A data management plan (or DMP) is a formal plan that describes how research data are managed throughout the lifecycle of a research project. Planning saves time in the long run by integrating processes within and after the life of a project. It minimizes the need to reorganize, reformat, or attempt to remember details about data when disseminating and sharing with others. Many funding agencies and journals have data management policies and guidelines. 

Adapted from: The Portage Network. (n.d.). How to manage your data: Frequently asked questions under CC BY-NC-SA 4.0 license

Create a Data Management Plan using the DMP Assistant

The Portage Network has developed a tool called the DMP Assistant to help researchers prepare data management plans. The DMP Assistant is a bilingual tool that can help you prepare a good data management plan (DMP). It will take you step-by-step through a number of key questions about data management. To get started:

  1. Create an account:
  2. Sign in and select a template. There are several templates available to use - the "Portage" template is an all-inclusive template that should address your data management requirements.
  3. Answer the questions - examples and guidance are provided. You can share your plan so others can work on it also.
  4. Export or print your plan, or revise and revisit the plan throughout your research.

Video: Create a plan using the DMP Assistant

DMP Assistant Video

A short, 4 minute video on how to use the DMP Assistant.

Elements of a Data Management Plan

The DMP Assistant will guide you through important questions to consider, which may include but are not limited to the following: 
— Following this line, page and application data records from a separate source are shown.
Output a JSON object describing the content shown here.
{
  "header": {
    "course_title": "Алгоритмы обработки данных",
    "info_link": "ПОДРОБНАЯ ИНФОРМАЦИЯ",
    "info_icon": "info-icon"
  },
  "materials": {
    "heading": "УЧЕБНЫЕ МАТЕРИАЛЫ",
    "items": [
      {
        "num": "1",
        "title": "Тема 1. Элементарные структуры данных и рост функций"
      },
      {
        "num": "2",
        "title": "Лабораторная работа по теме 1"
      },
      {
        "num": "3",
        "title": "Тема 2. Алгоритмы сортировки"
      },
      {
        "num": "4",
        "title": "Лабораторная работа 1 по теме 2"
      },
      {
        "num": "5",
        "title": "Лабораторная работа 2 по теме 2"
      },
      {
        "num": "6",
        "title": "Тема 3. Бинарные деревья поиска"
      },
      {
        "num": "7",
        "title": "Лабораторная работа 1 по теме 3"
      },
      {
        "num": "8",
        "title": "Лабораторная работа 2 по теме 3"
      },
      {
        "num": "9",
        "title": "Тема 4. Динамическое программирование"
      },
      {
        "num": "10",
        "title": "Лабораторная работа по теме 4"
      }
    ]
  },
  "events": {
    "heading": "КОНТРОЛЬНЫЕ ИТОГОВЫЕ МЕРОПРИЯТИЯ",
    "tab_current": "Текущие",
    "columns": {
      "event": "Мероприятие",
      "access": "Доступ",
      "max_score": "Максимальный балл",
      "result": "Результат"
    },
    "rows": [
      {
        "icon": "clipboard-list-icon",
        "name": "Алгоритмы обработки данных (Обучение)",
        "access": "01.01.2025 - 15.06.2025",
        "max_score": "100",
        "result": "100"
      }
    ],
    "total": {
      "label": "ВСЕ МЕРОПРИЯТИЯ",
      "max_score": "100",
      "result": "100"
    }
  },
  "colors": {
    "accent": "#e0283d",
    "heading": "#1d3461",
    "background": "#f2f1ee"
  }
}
  • Data Collection:
    What types of data will you collect, create, link to, record, etc? What file formats? How will you structure, name and version-control files?
  • Documentation and Metadata:
    What documentation and metadata (description of the data) will be used? Are you using a metadata standard? 
  • Storage and Backup:
    What are the anticipated storage requirements? How and where will data be stored and backed up? 
  • Preservation:
    Where will you deposit your data for long-term preservation at the end of your research project? What about preservation-friendly file formats, supporting documentation, etc?
  • Sharing and Reuse:
    What data will you be sharing and in what form? What type of end-user license do you want to include with your data? 
  • Responsibilities and Resources:
    Who will be responsible for managing this project's data during and after the project? What happens if substantive changes happen in the personnel overseeing the project's data? 
  • Ethics and Legal Compliance:
    How will you manage legal, ethical and intellectual property issues? If your research project contains sensitive data, how will you ensure that it is securely managed and only accessible to approved members of the project?